Then there's the Radulov factor. Nashville's strengths as a team have been obvious for years: a steady stream of reliable defensemen and strong goaltending. The forwards were a hard-working, defensively conscientious bunch, but lacked the sort of pure offensive talent that most of Nashville's Western Conference opponents could boast. Radulov changes that.
Radulov gives the Predators exactly the sort of offensive game-breaker they have been lacking. Long the KHL's best player, Radulov can set up goals or score them himself with equal ability. In just nine games with the Predators over the course of the regular season, Radulov recorded a 2.2 GVT, a total that projects to a GVT of 20.0 over a full season -- a mark that would have ranked him among the league's top 10 skaters. For a team that entered the postseason without a 60-point scorer, Radulov's ability to put points on the board is a game-changer.
Beyond those individual strengths, the Predators have remained true to the same identity they've held practically since entering the league. The forwards may be modestly talented by NHL standards, but as a group they boast a commitment to two-way play that few teams in the league can match. From their first line to their fourth line, the Predators have players they can rely on to play two-way hockey in all three zones.

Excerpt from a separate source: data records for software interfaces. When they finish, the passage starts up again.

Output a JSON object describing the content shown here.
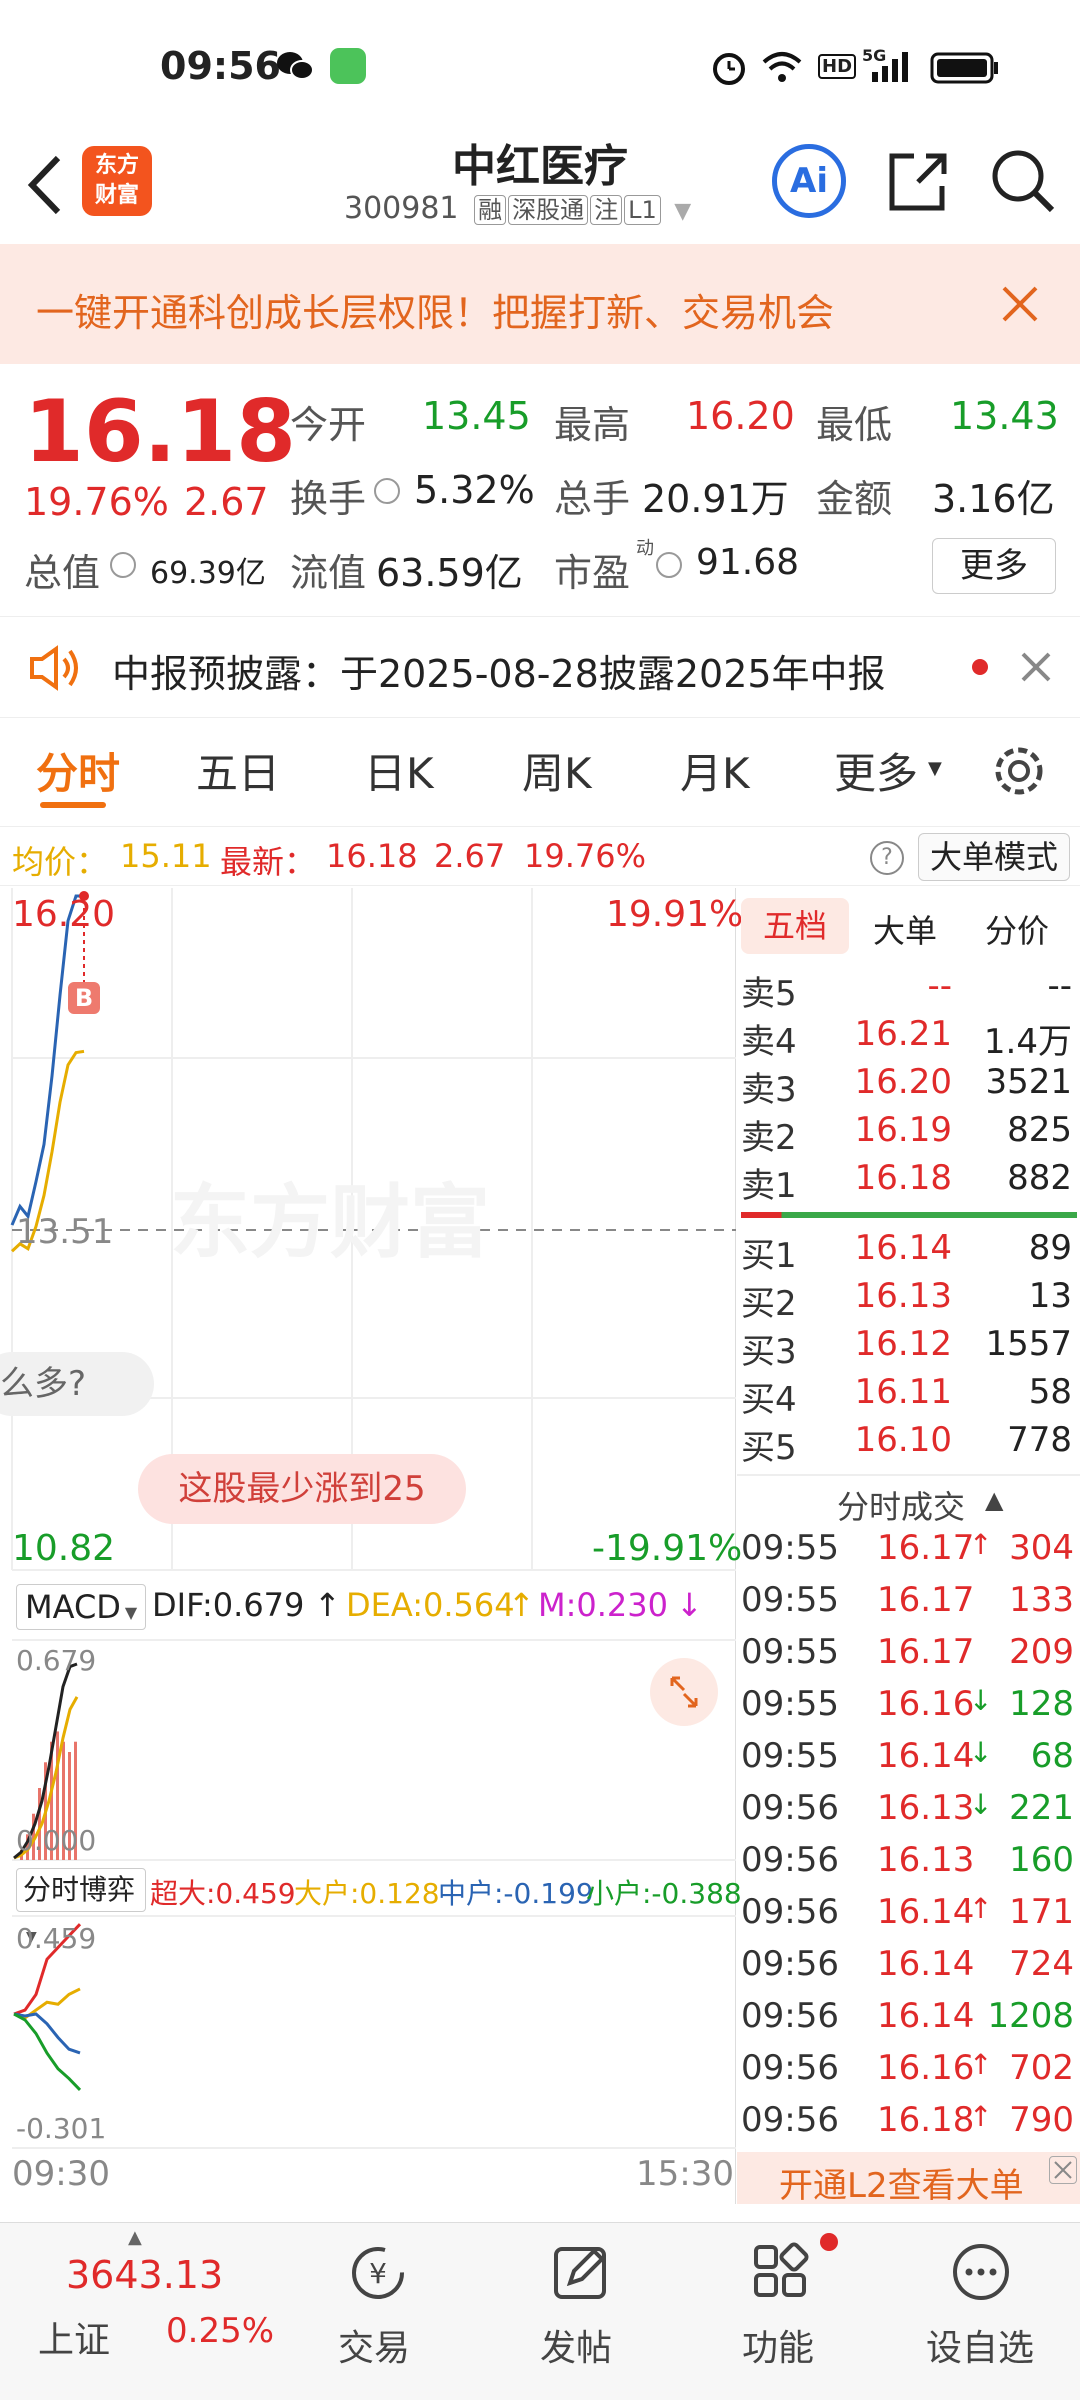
{
  "status": {
    "time": "09:56",
    "network": "5G",
    "hd": "HD"
  },
  "header": {
    "logo_line1": "东方",
    "logo_line2": "财富",
    "title": "中红医疗",
    "code": "300981",
    "tags": [
      "融",
      "深股通",
      "注",
      "L1"
    ],
    "ai_label": "Ai"
  },
  "banner": {
    "text": "一键开通科创成长层权限！把握打新、交易机会"
  },
  "quote": {
    "price": "16.18",
    "change_pct": "19.76%",
    "change": "2.67",
    "open_label": "今开",
    "open": "13.45",
    "high_label": "最高",
    "high": "16.20",
    "low_label": "最低",
    "low": "13.43",
    "turnover_label": "换手",
    "turnover": "5.32%",
    "volume_label": "总手",
    "volume": "20.91万",
    "amount_label": "金额",
    "amount": "3.16亿",
    "mktcap_label": "总值",
    "mktcap": "69.39亿",
    "float_label": "流值",
    "float": "63.59亿",
    "pe_label": "市盈",
    "pe_sup": "动",
    "pe": "91.68",
    "more_label": "更多"
  },
  "notice": {
    "text": "中报预披露：于2025-08-28披露2025年中报"
  },
  "tabs": [
    "分时",
    "五日",
    "日K",
    "周K",
    "月K",
    "更多"
  ],
  "infobar": {
    "avg_label": "均价：",
    "avg": "15.11",
    "latest_label": "最新：",
    "latest": "16.18",
    "change": "2.67",
    "pct": "19.76%",
    "mode_label": "大单模式",
    "help": "?"
  },
  "chart": {
    "top_price": "16.20",
    "top_pct": "19.91%",
    "mid_price": "13.51",
    "bottom_price": "10.82",
    "bottom_pct": "-19.91%",
    "watermark": "东方财富",
    "buy_marker": "B",
    "chat_bubble": "么多?",
    "hint_bubble": "这股最少涨到25",
    "macd": {
      "label": "MACD",
      "dif": "DIF:0.679",
      "dea": "DEA:0.564",
      "m": "M:0.230",
      "top": "0.679",
      "bottom": "0.000"
    },
    "fund": {
      "label": "分时博弈",
      "super": "超大:0.459",
      "big": "大户:0.128",
      "mid": "中户:-0.199",
      "small": "小户:-0.388",
      "top": "0.459",
      "bottom": "-0.301"
    },
    "time_start": "09:30",
    "time_end": "15:30",
    "price_min": 10.82,
    "price_max": 16.2,
    "prev_close": 13.51,
    "price_line": [
      13.55,
      13.7,
      13.62,
      13.9,
      14.2,
      14.75,
      15.4,
      16.0,
      16.2,
      16.2
    ],
    "avg_line": [
      13.5,
      13.56,
      13.52,
      13.7,
      13.95,
      14.3,
      14.7,
      15.0,
      15.1,
      15.11
    ],
    "macd_dif": [
      0.0,
      0.02,
      0.06,
      0.12,
      0.2,
      0.32,
      0.46,
      0.6,
      0.67,
      0.679
    ],
    "macd_dea": [
      0.0,
      0.01,
      0.03,
      0.07,
      0.12,
      0.2,
      0.3,
      0.42,
      0.52,
      0.564
    ],
    "macd_bars": [
      0.02,
      0.05,
      0.09,
      0.14,
      0.19,
      0.23,
      0.25,
      0.23,
      0.21,
      0.23
    ],
    "fund_super": [
      0.0,
      0.02,
      0.1,
      0.28,
      0.34,
      0.4,
      0.459
    ],
    "fund_big": [
      0.0,
      -0.02,
      0.02,
      0.06,
      0.05,
      0.1,
      0.128
    ],
    "fund_mid": [
      0.0,
      -0.01,
      0.0,
      -0.05,
      -0.12,
      -0.18,
      -0.199
    ],
    "fund_small": [
      0.0,
      -0.03,
      -0.1,
      -0.2,
      -0.28,
      -0.33,
      -0.388
    ]
  },
  "orderbook": {
    "tabs": [
      "五档",
      "大单",
      "分价"
    ],
    "asks": [
      {
        "label": "卖5",
        "price": "--",
        "vol": "--"
      },
      {
        "label": "卖4",
        "price": "16.21",
        "vol": "1.4万"
      },
      {
        "label": "卖3",
        "price": "16.20",
        "vol": "3521"
      },
      {
        "label": "卖2",
        "price": "16.19",
        "vol": "825"
      },
      {
        "label": "卖1",
        "price": "16.18",
        "vol": "882"
      }
    ],
    "bids": [
      {
        "label": "买1",
        "price": "16.14",
        "vol": "89"
      },
      {
        "label": "买2",
        "price": "16.13",
        "vol": "13"
      },
      {
        "label": "买3",
        "price": "16.12",
        "vol": "1557"
      },
      {
        "label": "买4",
        "price": "16.11",
        "vol": "58"
      },
      {
        "label": "买5",
        "price": "16.10",
        "vol": "778"
      }
    ],
    "trades_title": "分时成交",
    "trades": [
      {
        "time": "09:55",
        "price": "16.17",
        "arrow": "↑",
        "vol": "304",
        "dir": "red"
      },
      {
        "time": "09:55",
        "price": "16.17",
        "arrow": "",
        "vol": "133",
        "dir": "red"
      },
      {
        "time": "09:55",
        "price": "16.17",
        "arrow": "",
        "vol": "209",
        "dir": "red"
      },
      {
        "time": "09:55",
        "price": "16.16",
        "arrow": "↓",
        "vol": "128",
        "dir": "green"
      },
      {
        "time": "09:55",
        "price": "16.14",
        "arrow": "↓",
        "vol": "68",
        "dir": "green"
      },
      {
        "time": "09:56",
        "price": "16.13",
        "arrow": "↓",
        "vol": "221",
        "dir": "green"
      },
      {
        "time": "09:56",
        "price": "16.13",
        "arrow": "",
        "vol": "160",
        "dir": "green"
      },
      {
        "time": "09:56",
        "price": "16.14",
        "arrow": "↑",
        "vol": "171",
        "dir": "red"
      },
      {
        "time": "09:56",
        "price": "16.14",
        "arrow": "",
        "vol": "724",
        "dir": "red"
      },
      {
        "time": "09:56",
        "price": "16.14",
        "arrow": "",
        "vol": "1208",
        "dir": "green"
      },
      {
        "time": "09:56",
        "price": "16.16",
        "arrow": "↑",
        "vol": "702",
        "dir": "red"
      },
      {
        "time": "09:56",
        "price": "16.18",
        "arrow": "↑",
        "vol": "790",
        "dir": "red"
      }
    ],
    "l2_label": "开通L2查看大单"
  },
  "bottom": {
    "index_value": "3643.13",
    "index_name": "上证",
    "index_pct": "0.25%",
    "nav": [
      {
        "label": "交易",
        "icon": "trade-icon"
      },
      {
        "label": "发帖",
        "icon": "post-icon"
      },
      {
        "label": "功能",
        "icon": "apps-icon"
      },
      {
        "label": "设自选",
        "icon": "more-icon"
      }
    ]
  },
  "colors": {
    "up": "#e02a2a",
    "down": "#189d29",
    "accent": "#f07010",
    "avg": "#e6ad00",
    "price": "#2a64b3"
  }
}
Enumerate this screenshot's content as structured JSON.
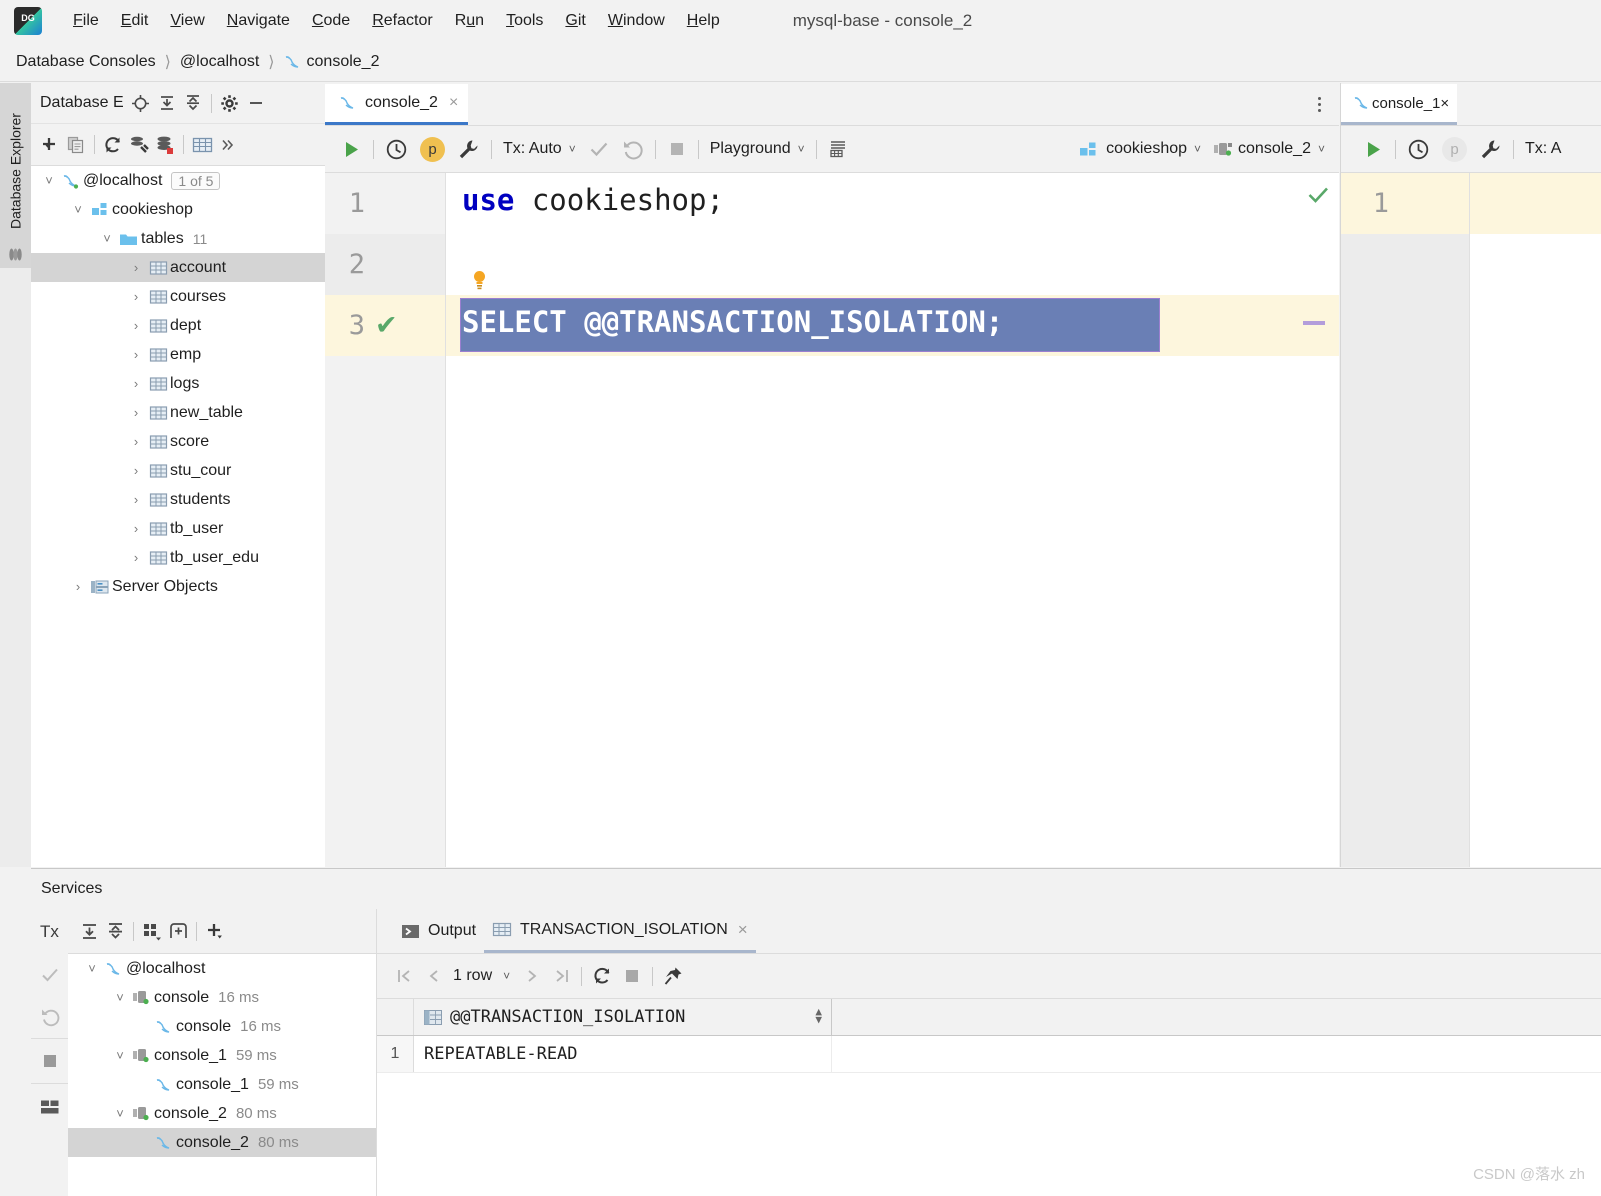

It's a strong group, augmented by some highly remarkable individual talents; that sort of team is never an easy out in the Stanley Cup Playoffs.
It also appears that Nashville's road to the Cup might be considerably smoother than expected out of the first round. A second-round series against Phoenix, followed by a matchup against the winner of St. Louis/Los Angeles is a pretty good scenario for the Predators. Toss in a goaltender who looks capable of imitating Tim Thomas' Conn Smythe-winning turn last year, and the Predators could go all the way.
-- Jonathan Willis
A version of this story originally appeared at ESPN Insider .
Jonathan Willis is an author of Hockey Prospectus.
You can contact Jonathan by clicking here or click here to see Jonathan's other articles.
Robert Vollman is an author of Hockey Prospectus.
You can contact Robert by clicking here or click here to see Robert's other articles.